-- What is needed --
Give back all the records below, unaltered.

[Interface dataset entries]
######

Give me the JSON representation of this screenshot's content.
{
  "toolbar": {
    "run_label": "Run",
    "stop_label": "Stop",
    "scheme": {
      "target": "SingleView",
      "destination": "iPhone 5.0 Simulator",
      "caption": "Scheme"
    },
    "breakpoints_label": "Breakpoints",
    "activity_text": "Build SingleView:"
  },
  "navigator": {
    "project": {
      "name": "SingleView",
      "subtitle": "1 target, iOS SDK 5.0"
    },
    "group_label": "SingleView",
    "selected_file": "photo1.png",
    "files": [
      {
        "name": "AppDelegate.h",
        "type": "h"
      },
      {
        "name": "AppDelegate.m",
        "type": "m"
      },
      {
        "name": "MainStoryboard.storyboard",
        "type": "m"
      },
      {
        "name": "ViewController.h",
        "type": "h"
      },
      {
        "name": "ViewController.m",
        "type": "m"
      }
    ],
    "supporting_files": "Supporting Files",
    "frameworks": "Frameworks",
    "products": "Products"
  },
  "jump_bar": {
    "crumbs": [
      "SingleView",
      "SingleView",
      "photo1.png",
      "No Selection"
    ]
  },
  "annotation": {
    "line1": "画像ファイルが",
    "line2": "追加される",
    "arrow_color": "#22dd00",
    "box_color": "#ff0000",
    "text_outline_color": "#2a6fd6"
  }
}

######

-- Answer below --
Give me the JSON representation of this screenshot's content.
{
  "toolbar": {
    "run_label": "Run",
    "stop_label": "Stop",
    "scheme": {
      "target": "SingleView",
      "destination": "iPhone 5.0 Simulator",
      "caption": "Scheme"
    },
    "breakpoints_label": "Breakpoints",
    "activity_text": "Build SingleView:"
  },
  "navigator": {
    "project": {
      "name": "SingleView",
      "subtitle": "1 target, iOS SDK 5.0"
    },
    "group_label": "SingleView",
    "selected_file": "photo1.png",
    "files": [
      {
        "name": "AppDelegate.h",
        "type": "h"
      },
      {
        "name": "AppDelegate.m",
        "type": "m"
      },
      {
        "name": "MainStoryboard.storyboard",
        "type": "m"
      },
      {
        "name": "ViewController.h",
        "type": "h"
      },
      {
        "name": "ViewController.m",
        "type": "m"
      }
    ],
    "supporting_files": "Supporting Files",
    "frameworks": "Frameworks",
    "products": "Products"
  },
  "jump_bar": {
    "crumbs": [
      "SingleView",
      "SingleView",
      "photo1.png",
      "No Selection"
    ]
  },
  "annotation": {
    "line1": "画像ファイルが",
    "line2": "追加される",
    "arrow_color": "#22dd00",
    "box_color": "#ff0000",
    "text_outline_color": "#2a6fd6"
  }
}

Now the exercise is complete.